*** Terminating app due to uncaught exception 'NSInternalInconsistencyException', reason: 'binding not implemented for this SQLType 7'
That’s not something you want to read. And it doesn’t make much sense. And there’s not a lot out there on that problem, either.
I am adding Core Data to Zoopcast (the people-powered local search app). The first few releases just took data from the JSON web service, and put it into unmanaged objects. (As it turns out, I probably should have gone with Core Data from day one. Despite what the docs say, it’s not that difficult. In fact, probably easier than what I was doing.)
I read that SQLType 7 is the REAL storage class in SQLite. And that storage class can handle different types of data. And I thought to myself… perhaps I am putting floats instead of doubles, somewhere in my code (which is permitted in C, and my managed objects have NSNumber properties anyway) and it’s that mapping that is getting the Core Data/SQLite layer confused.

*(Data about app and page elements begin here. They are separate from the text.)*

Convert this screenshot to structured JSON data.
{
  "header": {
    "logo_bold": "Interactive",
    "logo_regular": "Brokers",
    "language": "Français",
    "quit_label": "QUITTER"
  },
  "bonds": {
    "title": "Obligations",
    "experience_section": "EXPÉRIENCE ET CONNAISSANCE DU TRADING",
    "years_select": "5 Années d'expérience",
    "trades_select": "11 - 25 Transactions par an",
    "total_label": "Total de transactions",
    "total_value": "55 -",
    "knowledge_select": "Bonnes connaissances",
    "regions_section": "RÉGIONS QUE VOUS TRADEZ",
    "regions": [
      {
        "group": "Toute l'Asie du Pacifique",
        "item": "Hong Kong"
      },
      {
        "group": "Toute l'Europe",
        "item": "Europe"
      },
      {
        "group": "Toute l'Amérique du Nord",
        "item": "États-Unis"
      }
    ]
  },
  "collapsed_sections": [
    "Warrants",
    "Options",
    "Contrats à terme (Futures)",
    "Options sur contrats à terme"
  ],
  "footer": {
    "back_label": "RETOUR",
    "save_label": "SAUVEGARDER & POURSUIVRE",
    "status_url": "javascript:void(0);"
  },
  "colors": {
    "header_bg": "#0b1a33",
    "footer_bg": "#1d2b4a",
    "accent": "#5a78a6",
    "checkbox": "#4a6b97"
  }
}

So I had a look.
The NSDictionaries that were being decoded from JSON with JSON Framework had NSNumber objects that were NSDecimal (one of the private subclasses of NSNumber). I’m not sure if they were all NSDecimal, but they probably were: they’re stored as double precision floating point numbers in the service, and obviously have to be rounded for JSON transport, so decimal makes the most sense.
So I thought… why not force these to all be doubles, like so:
double doubleValue = [(NSNumber *)value doubleValue];
value = [NSNumber numberWithDouble:doubleValue];
And guess what? It fixed it.
This wasn’t a problem on iOS 4. It was only a problem on an iPod touch first generation running iPhone OS 3.1.3. But it’s not longer a problem for me.
It was this post on Stack Overflow that lead me on the right track, and Brian King’s answer actually makes perfect sense to me now that I’ve re-read it after figuring it for myself and explaining it in long form.